1928DSA antibiotic accuracy

Antibiotic Major error rate Very major error rate
Ciprofloxacin 0,3% 1,0%
Clindamycin 0,7% 0,0%
Erythromycin 0,1% 0,1%
Fusidic Acid 0,5% 0,5%
Gentamicin 0,0% 0,1%
Mupirocin 0,4% 0,0%
Penicillinase-labile penicillins 1,0% 1,3%
Isoxazolyl Penicillins (MRSA) 0,3% 0,0%
Rifampicin 0,1% 0,0%
Tetracycline 0,1% 0,0%
Trimethoprim 0,0% 1,0%
Vancomycin 0,0% 0,0%

Methodology

Person looking at the detailed result of a Staphylococcus aureus analysis in the 1928 platform on a laptop.

Antibiotic resistance profiling and
virulence factor detection

The 1928 platform contains well-validated and specially adapted algorithms that processes the raw data file from the sequencing machine. By optimising data handling processes in the cloud, the calculations are always efficient and fast due to optimised workflows and use of distributed systems. The processed data is matched to our databases of genetic markers (genes and mutations) coding for antibiotic resistance or virulence factors. The database entries are collected from peer reviewed scientific journals and comprise clinically relevant markers that are carefully selected and manually curated. The result is delivered on the platform in an informative format and can also be exported.

Epidemiologic typing

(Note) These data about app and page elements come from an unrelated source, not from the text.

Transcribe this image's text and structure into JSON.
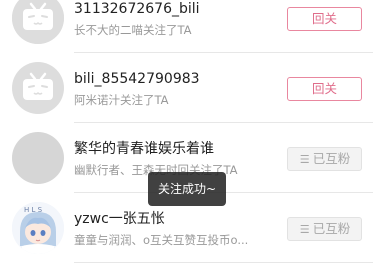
{
  "list": {
    "items": [
      {
        "username": "31132672676_bili",
        "subtitle": "长不大的二喵关注了TA",
        "button": "回关",
        "avatar": "bilibili-tv-icon"
      },
      {
        "username": "bili_85542790983",
        "subtitle": "阿米诺汁关注了TA",
        "button": "回关",
        "avatar": "bilibili-tv-icon"
      },
      {
        "username": "繁华的青春谁娱乐着谁",
        "subtitle": "幽默行者、王森无时回关注了TA",
        "button": "已互粉",
        "avatar": "grey-circle"
      },
      {
        "username": "yzwc一张五怅",
        "subtitle": "童童与润润、o互关互赞互投币o...",
        "button": "已互粉",
        "avatar": "anime-character"
      }
    ]
  },
  "toast": {
    "text": "关注成功~"
  },
  "colors": {
    "follow_accent": "#e06d8b",
    "mutual_bg": "#f3f3f3",
    "avatar_grey": "#d6d6d6"
  },
  "icons": {
    "mutual": "menu-lines-icon"
  }
}
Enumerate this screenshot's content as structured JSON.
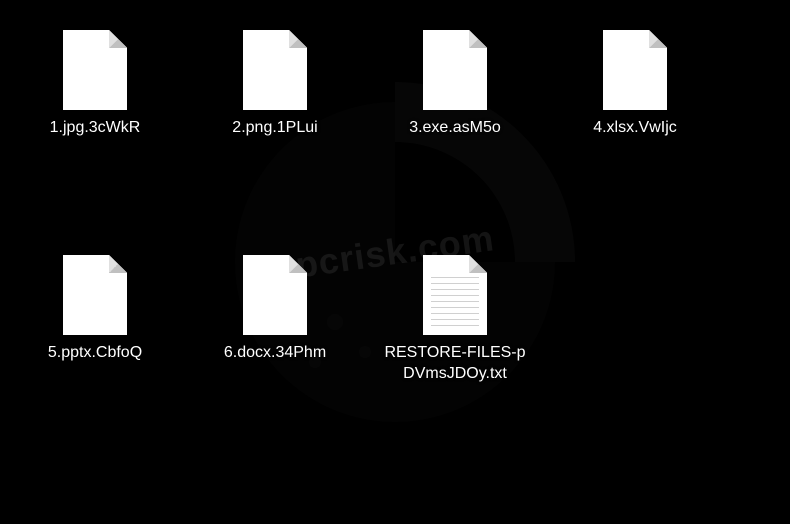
{
  "watermark_text": "pcrisk.com",
  "files": [
    {
      "name": "1.jpg.3cWkR",
      "type": "blank"
    },
    {
      "name": "2.png.1PLui",
      "type": "blank"
    },
    {
      "name": "3.exe.asM5o",
      "type": "blank"
    },
    {
      "name": "4.xlsx.VwIjc",
      "type": "blank"
    },
    {
      "name": "5.pptx.CbfoQ",
      "type": "blank"
    },
    {
      "name": "6.docx.34Phm",
      "type": "blank"
    },
    {
      "name": "RESTORE-FILES-pDVmsJDOy.txt",
      "type": "text"
    }
  ]
}
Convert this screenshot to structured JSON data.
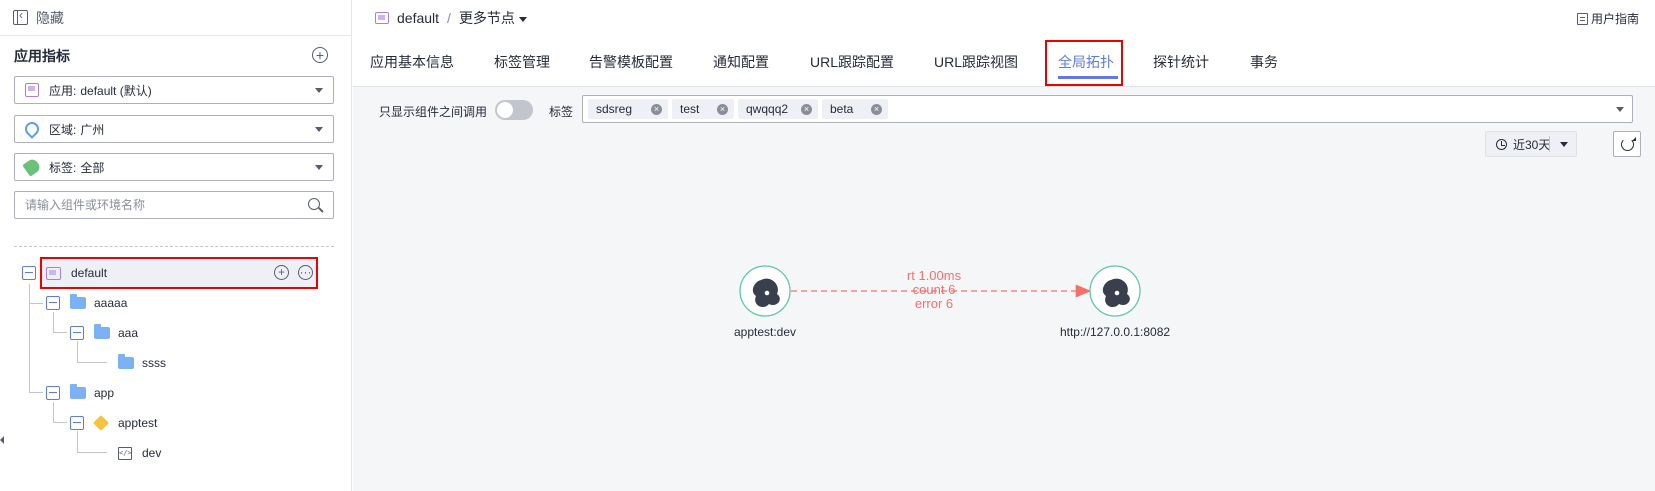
{
  "sidebar": {
    "hide_label": "隐藏",
    "section_title": "应用指标",
    "app_select": {
      "label": "应用:",
      "value": "default (默认)"
    },
    "region_select": {
      "label": "区域:",
      "value": "广州"
    },
    "tag_select": {
      "label": "标签:",
      "value": "全部"
    },
    "search_placeholder": "请输入组件或环境名称",
    "tree": {
      "root": "default",
      "nodes": [
        "aaaaa",
        "aaa",
        "ssss",
        "app",
        "apptest",
        "dev"
      ]
    }
  },
  "header": {
    "breadcrumb_app": "default",
    "breadcrumb_sep": "/",
    "breadcrumb_more": "更多节点",
    "user_guide": "用户指南"
  },
  "tabs": [
    "应用基本信息",
    "标签管理",
    "告警模板配置",
    "通知配置",
    "URL跟踪配置",
    "URL跟踪视图",
    "全局拓扑",
    "探针统计",
    "事务"
  ],
  "active_tab": "全局拓扑",
  "filters": {
    "toggle_label": "只显示组件之间调用",
    "toggle_on": false,
    "tag_label": "标签",
    "tags": [
      "sdsreg",
      "test",
      "qwqqq2",
      "beta"
    ]
  },
  "time_range": "近30天",
  "topology": {
    "source": "apptest:dev",
    "target": "http://127.0.0.1:8082",
    "edge": {
      "rt": "rt 1.00ms",
      "count": "count 6",
      "error": "error 6"
    },
    "edge_color": "#f66f6a",
    "node_color": "#5cc9a7"
  },
  "colors": {
    "accent": "#5e7ce0",
    "highlight": "#ee0000"
  }
}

1928 uses core genome multilocus sequence typing (cgMLST) for outbreak tracing. This method is robust and enables strong comparability between sample sets. We generate our own cgMLST schemes which consists of conserved genes that can be used to generate a "bacterial fingerprint". By visualising the number of identical genes found in phylogenetic trees large sample sets can be compared and groups of closely related samples can be identified as outbreaks. The method also allows for new samples to be compared to historical data previously uploaded.

Person using the cgMLST cluster in the 1928 platform on a tablet.